I found that I wasn’t a big fan of Ory as a character/person as he seemed more concerned with himself and how he felt about his wife disappearing than with how his wife must be feeling at losing her shadow.
Don’t get me wrong the characters were all well written Ory included but he was also annoying.
I don’t want to write much more as I don’t want to spoil anything.
Read this book, it is a very powerful story and will stay with you for a while.
Apocalyptic, urban fantasy if you will.
Good characters and good build to the story.
A compelling read that I have already recommended to several friends.
This is the story of Max and Ory, a couple where one loses her shadow and the other keeps his. We watch Max as her memories fade away until all she remembers is her love for Ory, told in the first person so we feel the full horror of experiencing the slow and unstoppable loss of self. Though there is plenty of action in the story, this book is really a deep exploration of what makes us who we are, and what is left when we can no longer remember who we were.
The reality the author brings to this process is stunning. The writing is amazingly good, each word seemingly precisely chosen for the greatest impact. It is unbelievable that this is the author's first novel, the writing is so assured and compelling. This is definitely a book I will remember for a long time.
Very highly recommended!
More disturbingly, they start losing their memories. They become a form of zombies that roam the world without purpose or understanding, often acting violent. More disturbingly is that the shadowless obtain magical powers - in their efforts to remember who they are, their world, their fragments of memory become real - a twisted Dali-esque landscape of misshapened houses, grotesque creatures, inexplicable weather patterns...

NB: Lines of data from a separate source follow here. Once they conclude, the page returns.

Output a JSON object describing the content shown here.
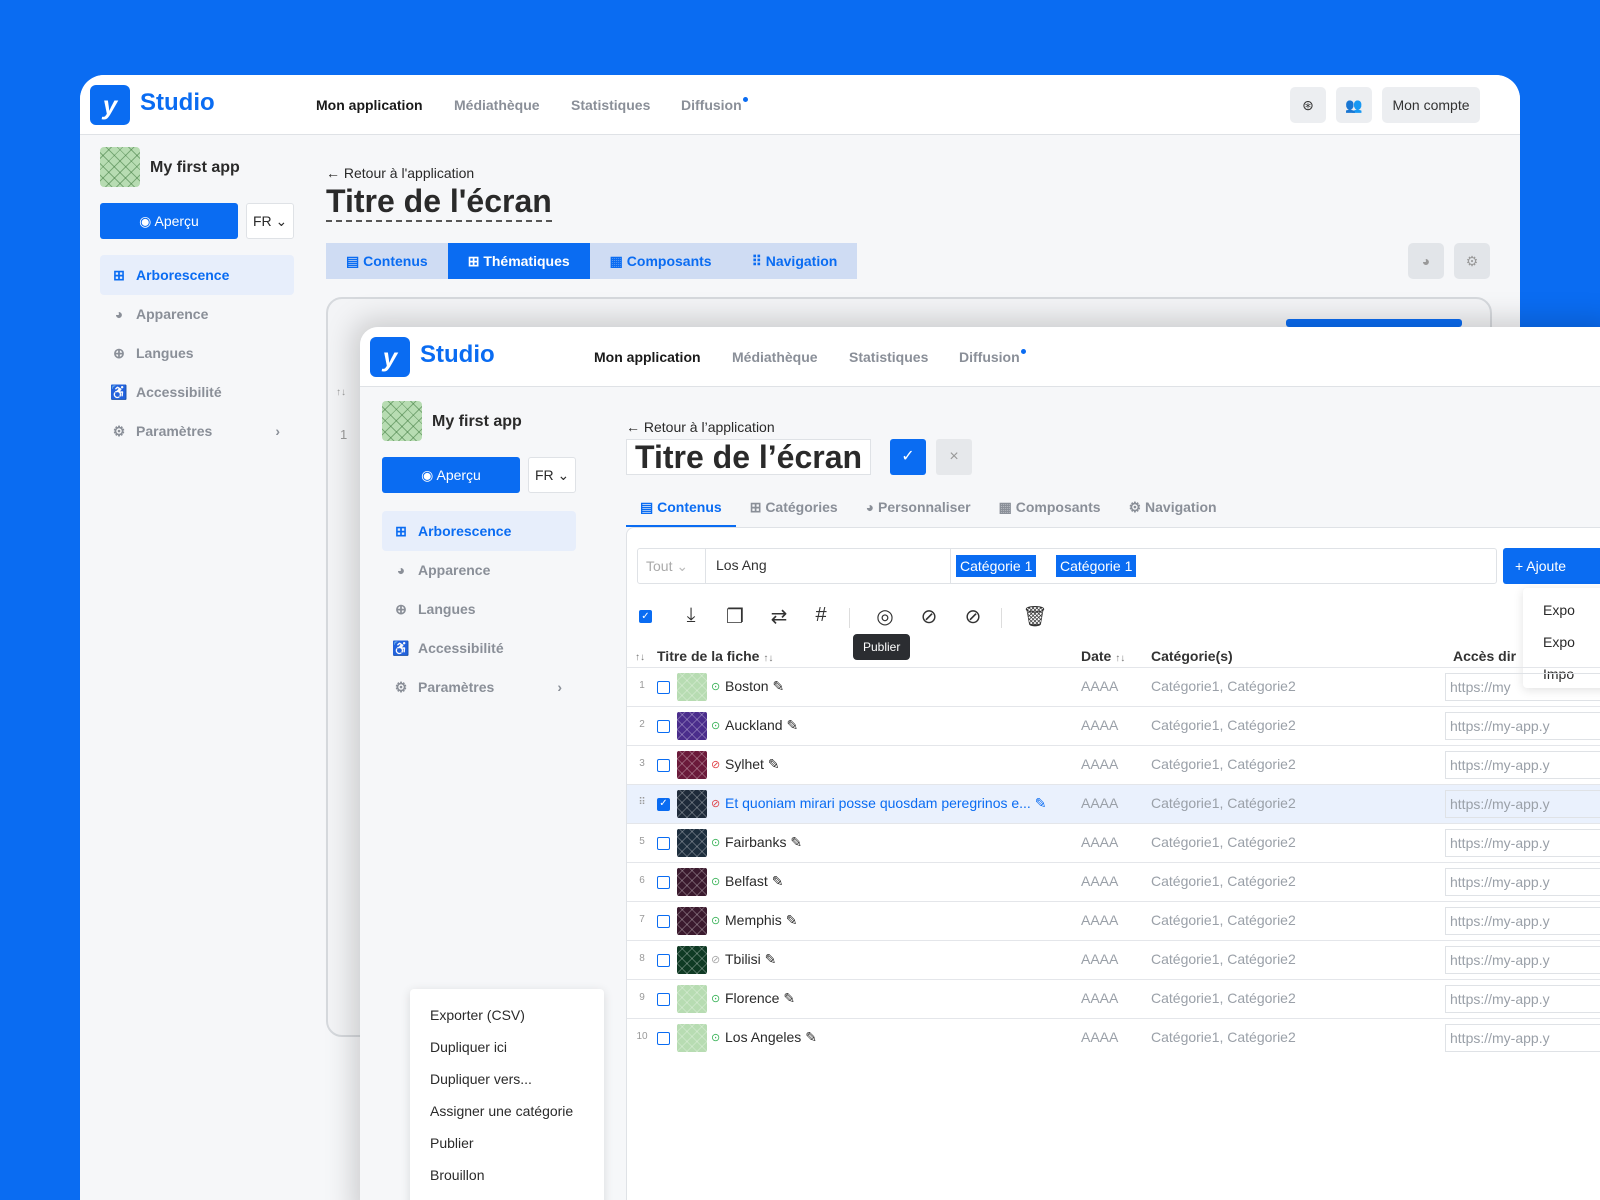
{
  "app": {
    "brand": "Studio",
    "nav": [
      "Mon application",
      "Médiathèque",
      "Statistiques",
      "Diffusion"
    ],
    "account": "Mon compte"
  },
  "sidebar": {
    "app_name": "My first app",
    "preview": "Aperçu",
    "lang": "FR",
    "items": [
      "Arborescence",
      "Apparence",
      "Langues",
      "Accessibilité",
      "Paramètres"
    ]
  },
  "back_window": {
    "back": "← Retour à l'application",
    "title": "Titre de l'écran",
    "tabs": [
      "Contenus",
      "Thématiques",
      "Composants",
      "Navigation"
    ],
    "row_marker": "1"
  },
  "front_window": {
    "back": "← Retour à l’application",
    "title": "Titre de l’écran",
    "tabs": [
      "Contenus",
      "Catégories",
      "Personnaliser",
      "Composants",
      "Navigation"
    ],
    "filter_select": "Tout",
    "filter_query": "Los Ang",
    "chips": [
      "Catégorie 1",
      "Catégorie 1"
    ],
    "add_button": "+ Ajoute",
    "tooltip": "Publier",
    "columns": [
      "Titre de la fiche",
      "Date",
      "Catégorie(s)",
      "Accès dir"
    ],
    "rows": [
      {
        "n": "1",
        "title": "Boston",
        "status": "published",
        "date": "AAAA",
        "cat": "Catégorie1, Catégorie2",
        "url": "https://my"
      },
      {
        "n": "2",
        "title": "Auckland",
        "status": "published",
        "date": "AAAA",
        "cat": "Catégorie1, Catégorie2",
        "url": "https://my-app.y"
      },
      {
        "n": "3",
        "title": "Sylhet",
        "status": "unpublished",
        "date": "AAAA",
        "cat": "Catégorie1, Catégorie2",
        "url": "https://my-app.y"
      },
      {
        "n": "",
        "title": "Et quoniam mirari posse quosdam peregrinos e...",
        "status": "unpublished",
        "date": "AAAA",
        "cat": "Catégorie1, Catégorie2",
        "url": "https://my-app.y"
      },
      {
        "n": "5",
        "title": "Fairbanks",
        "status": "published",
        "date": "AAAA",
        "cat": "Catégorie1, Catégorie2",
        "url": "https://my-app.y"
      },
      {
        "n": "6",
        "title": "Belfast",
        "status": "published",
        "date": "AAAA",
        "cat": "Catégorie1, Catégorie2",
        "url": "https://my-app.y"
      },
      {
        "n": "7",
        "title": "Memphis",
        "status": "published",
        "date": "AAAA",
        "cat": "Catégorie1, Catégorie2",
        "url": "https://my-app.y"
      },
      {
        "n": "8",
        "title": "Tbilisi",
        "status": "draft",
        "date": "AAAA",
        "cat": "Catégorie1, Catégorie2",
        "url": "https://my-app.y"
      },
      {
        "n": "9",
        "title": "Florence",
        "status": "published",
        "date": "AAAA",
        "cat": "Catégorie1, Catégorie2",
        "url": "https://my-app.y"
      },
      {
        "n": "10",
        "title": "Los Angeles",
        "status": "published",
        "date": "AAAA",
        "cat": "Catégorie1, Catégorie2",
        "url": "https://my-app.y"
      }
    ],
    "context_menu": [
      "Exporter (CSV)",
      "Dupliquer ici",
      "Dupliquer vers...",
      "Assigner une catégorie",
      "Publier",
      "Brouillon"
    ],
    "export_menu": [
      "Expo",
      "Expo",
      "Impo"
    ]
  },
  "colors": {
    "accent": "#0a6cf2",
    "published": "#3cb35a",
    "unpublished": "#e0474c"
  }
}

The story focuses on a few central characters, namely Orlando Zhang and his wife Max who are attending a friend's wedding at a mountain resort in Virginia when they hear news of the "plague" has reached the US. They opt to stay put and 2 years later civilization no longer exists. Then one day Max loses her shadow. Fearful of what might happen if she mis-remembers Orlando, she leaves without telling him, which sends Orlando on a search for his wife.
And so begins their separate journeys, and the people, shadowless and shadowed, they meet along their way. Unknownst to each other, they are both drawn south, to New Orleans where rumors of a man that exists, who goes by different names, "The One with a Middle but No Beginning", "The One with No Eyes", "The Stillmind" - A Saviour? or something else?
Its a mesmermizing tale, a surreal, post-appocolpytic horror story that touches deeply on what it means to human, and surprisingly, ends on an optimistic note.
One of the best books I've read in a long time.